Dataset entries:
┄┄┄┄┄┄
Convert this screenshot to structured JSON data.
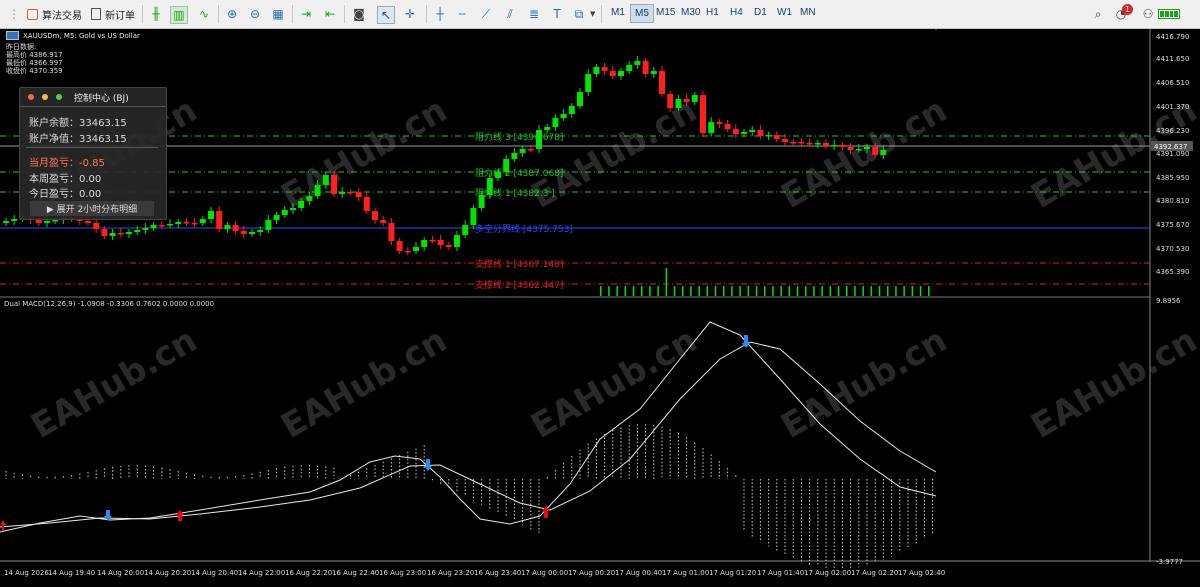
{
  "toolbar": {
    "algo_label": "算法交易",
    "new_order_label": "新订单",
    "timeframes": [
      "M1",
      "M5",
      "M15",
      "M30",
      "H1",
      "H4",
      "D1",
      "W1",
      "MN"
    ],
    "active_timeframe": "M5",
    "notification_count": "1"
  },
  "symbol_title": "XAUUSDm, M5: Gold vs US Dollar",
  "yesterday_info": {
    "header": "昨日数据:",
    "high": "最高价 4386.917",
    "low": "最低价 4366.997",
    "close": "收盘价 4370.359"
  },
  "panel": {
    "title": "控制中心 (BJ)",
    "balance": "账户余额：33463.15",
    "equity": "账户净值：33463.15",
    "month_pl_label": "当月盈亏：",
    "month_pl_value": "-0.85",
    "week_pl": "本周盈亏：0.00",
    "day_pl": "今日盈亏：0.00",
    "expand_label": "▶ 展开 2小时分布明细"
  },
  "levels": {
    "r3": "阻力线 3 [4394.678]",
    "r2": "阻力线 2 [4387.068]",
    "r1": "阻力线 1 [4382.3 ]",
    "pivot": "多空分界线 [4375.753]",
    "s1": "支撑线 1 [4367.148]",
    "s2": "支撑线 2 [4362.447]"
  },
  "price_axis": [
    "4416.790",
    "4411.650",
    "4406.510",
    "4401.370",
    "4396.230",
    "4391.090",
    "4385.950",
    "4380.810",
    "4375.670",
    "4370.530",
    "4365.390"
  ],
  "current_price": "4392.637",
  "macd": {
    "label": "Dual MACD(12,26,9) -1.0908 -0.3306 0.7602 0.0000 0.0000",
    "axis_top": "9.8956",
    "axis_bottom": "-3.9777"
  },
  "time_axis": [
    "14 Aug 2026",
    "14 Aug 19:40",
    "14 Aug 20:00",
    "14 Aug 20:20",
    "14 Aug 20:40",
    "14 Aug 22:00",
    "16 Aug 22:20",
    "16 Aug 22:40",
    "16 Aug 23:00",
    "16 Aug 23:20",
    "16 Aug 23:40",
    "17 Aug 00:00",
    "17 Aug 00:20",
    "17 Aug 00:40",
    "17 Aug 01:00",
    "17 Aug 01:20",
    "17 Aug 01:40",
    "17 Aug 02:00",
    "17 Aug 02:20",
    "17 Aug 02:40"
  ],
  "watermark": "EAHub.cn",
  "colors": {
    "bull": "#00e400",
    "bear": "#ff1f1f",
    "resistance": "#22c322",
    "support": "#e02020",
    "pivot": "#2a4bff"
  }
}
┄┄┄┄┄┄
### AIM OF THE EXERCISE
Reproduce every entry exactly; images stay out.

### RESPONSE BOX
Convert this screenshot to structured JSON data.
{
  "toolbar": {
    "algo_label": "算法交易",
    "new_order_label": "新订单",
    "timeframes": [
      "M1",
      "M5",
      "M15",
      "M30",
      "H1",
      "H4",
      "D1",
      "W1",
      "MN"
    ],
    "active_timeframe": "M5",
    "notification_count": "1"
  },
  "symbol_title": "XAUUSDm, M5: Gold vs US Dollar",
  "yesterday_info": {
    "header": "昨日数据:",
    "high": "最高价 4386.917",
    "low": "最低价 4366.997",
    "close": "收盘价 4370.359"
  },
  "panel": {
    "title": "控制中心 (BJ)",
    "balance": "账户余额：33463.15",
    "equity": "账户净值：33463.15",
    "month_pl_label": "当月盈亏：",
    "month_pl_value": "-0.85",
    "week_pl": "本周盈亏：0.00",
    "day_pl": "今日盈亏：0.00",
    "expand_label": "▶ 展开 2小时分布明细"
  },
  "levels": {
    "r3": "阻力线 3 [4394.678]",
    "r2": "阻力线 2 [4387.068]",
    "r1": "阻力线 1 [4382.3 ]",
    "pivot": "多空分界线 [4375.753]",
    "s1": "支撑线 1 [4367.148]",
    "s2": "支撑线 2 [4362.447]"
  },
  "price_axis": [
    "4416.790",
    "4411.650",
    "4406.510",
    "4401.370",
    "4396.230",
    "4391.090",
    "4385.950",
    "4380.810",
    "4375.670",
    "4370.530",
    "4365.390"
  ],
  "current_price": "4392.637",
  "macd": {
    "label": "Dual MACD(12,26,9) -1.0908 -0.3306 0.7602 0.0000 0.0000",
    "axis_top": "9.8956",
    "axis_bottom": "-3.9777"
  },
  "time_axis": [
    "14 Aug 2026",
    "14 Aug 19:40",
    "14 Aug 20:00",
    "14 Aug 20:20",
    "14 Aug 20:40",
    "14 Aug 22:00",
    "16 Aug 22:20",
    "16 Aug 22:40",
    "16 Aug 23:00",
    "16 Aug 23:20",
    "16 Aug 23:40",
    "17 Aug 00:00",
    "17 Aug 00:20",
    "17 Aug 00:40",
    "17 Aug 01:00",
    "17 Aug 01:20",
    "17 Aug 01:40",
    "17 Aug 02:00",
    "17 Aug 02:20",
    "17 Aug 02:40"
  ],
  "watermark": "EAHub.cn",
  "colors": {
    "bull": "#00e400",
    "bear": "#ff1f1f",
    "resistance": "#22c322",
    "support": "#e02020",
    "pivot": "#2a4bff"
  }
}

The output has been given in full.